To complete the system, the following components will either need to be verified as included with the air vehicle purchase or they will need to be purchased a la carte: sensors; command and control systems; a launch mechanism; a recovery system; operating and maintenance manuals; spares sufficient to support uninterrupted operations; hardened storage containers; transport capability to and from the home base of operations to the operating locations; manufacturers’ operator training; and long-term product support.
Be prepared for the fact that the sensor costs will typically dwarf the air vehicle costs, and the command and control system that is to be used in the field must be field-compatible. Field-compatible means that unless an enclosed mobile C2 center is also purchased, which replicates a hard site power and cooling environment, the C2 system has to be operable in the open elements and can withstand the normal wear and tear of being exposed to the fluctuations in atmospheric temperature, humidity and bright, ambient daylight.
The common difficulty in viewing a computer screen in indirect sunlight is an often overlooked consideration. Dependable vertical support for antenna arrays is another often overlooked consideration. Retractable and extendable antennas are attractive and utilitarian but can add significant cost to a C2 system.
It’s also wise to consider that the purchase and operating budget will generally equate to payload weight, payload sophistication, vehicle size, and endurance. At the lower cost range, professional Group 1 UAS quadcopters can be in the thousands of dollars neighborhood to purchase and operate. Or, for example at the higher cost range, a Group 2 fixed-wing Insitu ScanEagle can approach $1 million in purchase costs.
An additional consideration is that there will likely be a direct and significant correlation between the sophistication of the UAS and the time requirements for the crew to become proficient it its use. Simpler, plug-and-play systems with intuitive software may be mastered in weeks, while UAS with autonomous capability, multiple payloads and reprogrammable software will require a significantly longer investment of time for the crew to gain proficiency.
At this point in the decision flow, because the UAS system has been defined in terms of initial requirements and budget compatibility, a market survey is appropriate. Identifying multiple potential UAS and UAS suppliers that can meet your requirements is recommended.
The second article in this series will explore considerations in selecting a UAS supplier and will discuss taking ownership.
Matt Vance is currently assigned as a flight instructor/senior researcher at Saint Louis University’s Parks College Aviation Science program. In addition to duties providing primary flight instruction in SLU’s professional pilot curricula, he leads new lines of analysis and research oriented around improvements in the cockpit learning environment.
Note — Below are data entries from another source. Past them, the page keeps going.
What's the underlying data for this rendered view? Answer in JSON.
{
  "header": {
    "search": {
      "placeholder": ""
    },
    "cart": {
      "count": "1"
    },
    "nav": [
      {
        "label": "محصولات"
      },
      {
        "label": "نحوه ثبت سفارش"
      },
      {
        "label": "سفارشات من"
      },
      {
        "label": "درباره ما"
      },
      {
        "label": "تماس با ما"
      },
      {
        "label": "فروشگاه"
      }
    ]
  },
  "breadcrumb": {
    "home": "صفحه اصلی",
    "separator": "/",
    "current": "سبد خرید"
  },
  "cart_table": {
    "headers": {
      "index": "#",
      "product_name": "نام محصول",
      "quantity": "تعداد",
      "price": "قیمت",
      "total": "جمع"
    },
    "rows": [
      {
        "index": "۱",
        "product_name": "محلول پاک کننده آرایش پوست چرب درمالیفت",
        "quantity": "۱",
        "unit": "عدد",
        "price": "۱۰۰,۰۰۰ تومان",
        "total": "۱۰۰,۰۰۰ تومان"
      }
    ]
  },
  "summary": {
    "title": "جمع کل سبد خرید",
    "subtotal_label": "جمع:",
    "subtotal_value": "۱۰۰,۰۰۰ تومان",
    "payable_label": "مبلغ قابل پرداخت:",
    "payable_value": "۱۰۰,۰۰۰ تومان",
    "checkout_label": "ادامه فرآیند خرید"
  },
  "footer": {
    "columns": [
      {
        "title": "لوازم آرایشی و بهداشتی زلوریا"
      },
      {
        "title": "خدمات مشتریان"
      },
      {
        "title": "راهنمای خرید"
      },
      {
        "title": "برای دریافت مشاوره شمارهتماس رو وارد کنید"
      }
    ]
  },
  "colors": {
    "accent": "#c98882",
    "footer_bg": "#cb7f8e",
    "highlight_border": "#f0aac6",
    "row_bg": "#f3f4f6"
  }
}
A former U.S. Navy officer and career aerospace executive, Matt began his academic career in the fall of 2011 with Parks Center for Aviation Safety Research (CASR), where he was instrumental in airspace acquisition, procurement and operation of Zagi, Prioria Robotics’ Maverick and Tetra, and Williams Aerospace Taurus unmanned aircraft. Matt completed his dissertation in May 2014 on the factors that may be essential in the decision to fly as a passenger on fully autonomous airliners.